For those that have the budget to hire post-processing personnel, the issue becomes one of finding the right talent. According to a consumer product company’s engineering manager, “Post-processing is kind of an art form.” Part finishing requires a unique skill set and a unique personality.
Floor space is required to house the staff, workbenches and post-processing equipment. As stated earlier, a ratio of one-half to one square foot per square foot of 3D printer space will be needed in many cases. This space can be an impediment for those that don’t have an option to expand into existing areas; an expense for those that must take on construction; or an ongoing cost for those that have internal cross-charges for floor space used by the department.
Another cost consideration is the purchase of the workbenches and equipment, which will run into the thousands of dollars for the typical, yet small, 3D printer lab. There is also the additional cost to run utilities, such as electrical, water and air lines, to the equipment.

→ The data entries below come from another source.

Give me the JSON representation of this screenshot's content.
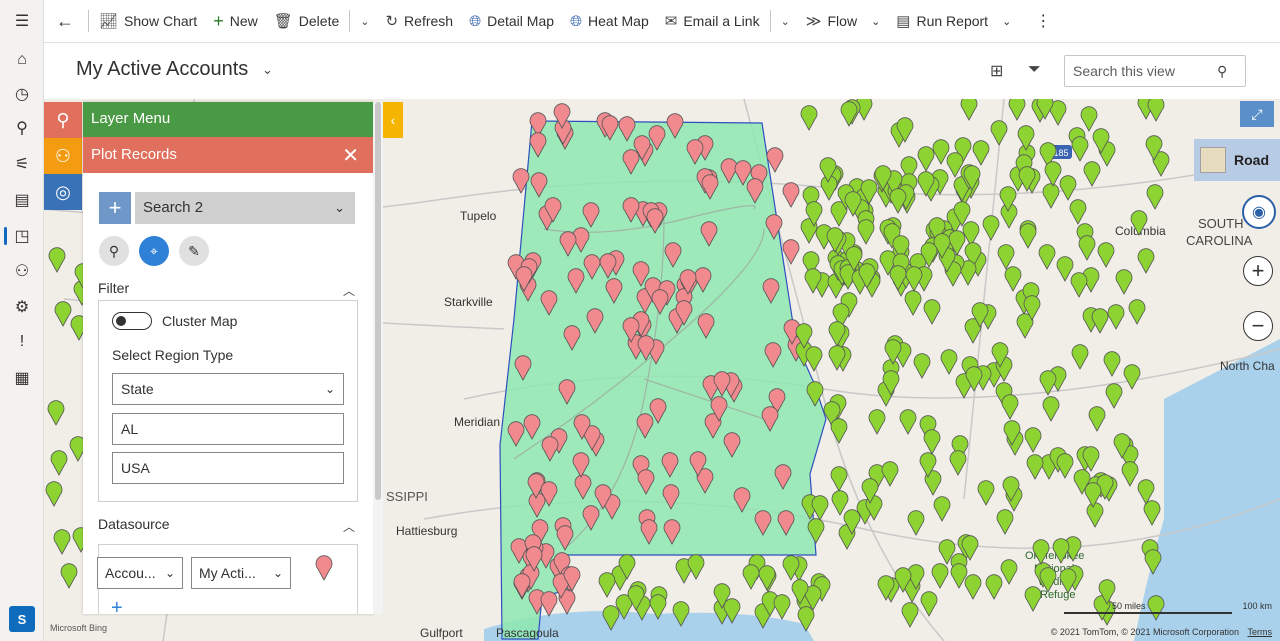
{
  "rail": {
    "avatar_initial": "S",
    "items": [
      "hamburger-icon",
      "home-icon",
      "recent-icon",
      "pin-icon",
      "dashboard-icon",
      "activities-icon",
      "maps-icon",
      "contacts-icon",
      "settings-icon",
      "alert-icon",
      "reports-icon"
    ]
  },
  "commandbar": {
    "show_chart": "Show Chart",
    "new": "New",
    "delete": "Delete",
    "refresh": "Refresh",
    "detail_map": "Detail Map",
    "heat_map": "Heat Map",
    "email_link": "Email a Link",
    "flow": "Flow",
    "run_report": "Run Report"
  },
  "header": {
    "title": "My Active Accounts",
    "search_placeholder": "Search this view"
  },
  "panel": {
    "layer_menu": "Layer Menu",
    "plot_records": "Plot Records",
    "search_selected": "Search 2",
    "filter_title": "Filter",
    "cluster_map_label": "Cluster Map",
    "region_type_label": "Select Region Type",
    "region_type_value": "State",
    "state_value": "AL",
    "country_value": "USA",
    "datasource_title": "Datasource",
    "entity_value": "Accou...",
    "view_value": "My Acti..."
  },
  "map": {
    "cities": [
      {
        "name": "Tupelo"
      },
      {
        "name": "Starkville"
      },
      {
        "name": "Meridian"
      },
      {
        "name": "Hattiesburg"
      },
      {
        "name": "Gulfport"
      },
      {
        "name": "Pascagoula"
      },
      {
        "name": "Columbia"
      },
      {
        "name": "SOUTH"
      },
      {
        "name": "CAROLINA"
      },
      {
        "name": "North Cha"
      },
      {
        "name": "Okefenokee"
      },
      {
        "name": "National"
      },
      {
        "name": "Wildlife"
      },
      {
        "name": "Refuge"
      },
      {
        "name": "SSIPPI"
      }
    ],
    "road_label": "Road",
    "scale_miles": "50 miles",
    "scale_km": "100 km",
    "attribution": "© 2021 TomTom, © 2021 Microsoft Corporation",
    "terms": "Terms",
    "bing": "Microsoft Bing",
    "highway_badge": "185",
    "colors": {
      "alabama_fill": "#8ee8b0",
      "red_pin": "#f08a8f",
      "green_pin": "#8dd433",
      "layer_green": "#4a9a45",
      "plot_red": "#e16f5d"
    }
  }
}
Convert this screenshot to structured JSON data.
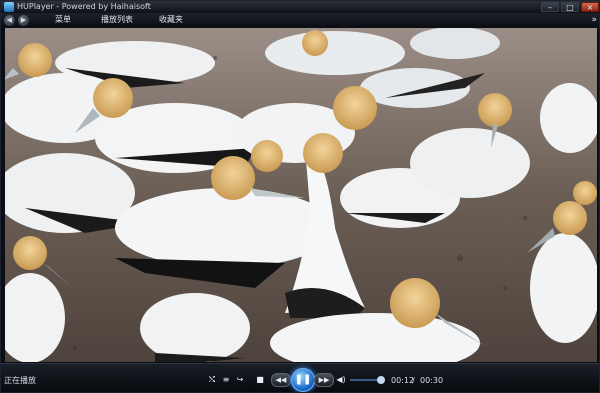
{
  "window": {
    "title": "HUPlayer - Powered by Haihaisoft"
  },
  "menu": {
    "items": [
      "菜单",
      "播放列表",
      "收藏夹"
    ]
  },
  "status": {
    "text": "正在播放"
  },
  "time": {
    "current": "00:12",
    "separator": "/",
    "total": "00:30"
  },
  "volume": {
    "level": 0.85
  },
  "colors": {
    "accent": "#2a7fdc",
    "chrome": "#0b0e14"
  }
}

Safe operations, handling and disposal are sources of hidden costs that many do not account for until after the implementation of a 3D printer. Additionally, proper disposal of hazardous waste, generated during post-processing, is quite costly.
In a lab environment, the issues and limitations created by post-processing are impediments to throughput and part quality, as well as a drain on budgets and resources. In a design or engineering area, these issues are significant barriers to adoption.
Three of the six companies expressed an immediate desire to deploy 3D printing in office areas while maintaining the existing 3D printing lab. The advantage of distributed 3D printing is that a designer or engineer would have quicker turnaround—both for office-built and lab-built parts. Placing 3D printers in the office is more responsive because it sidesteps the work queue of the lab. Meanwhile, the lab is more responsive because it offloads the work for basic models and prototypes.
Yet, all agree that office deployment is not reasonable when primary post-processing is required. For 3D printing in the office to become realistic, a single device must output ready-to-use items with no requirement for additional labor, equipment and floor space.
Post-processing is a non-value-added function that is both a burden and a bottleneck. Without it, the promise of a simple, fast and automated digital workflow becomes a reality for all parts, whether simple or complex in design. In that new reality, 3D printing adoption will accelerate, and the breadth of applications will expand—for organizations of all types and sizes and for every industry and market.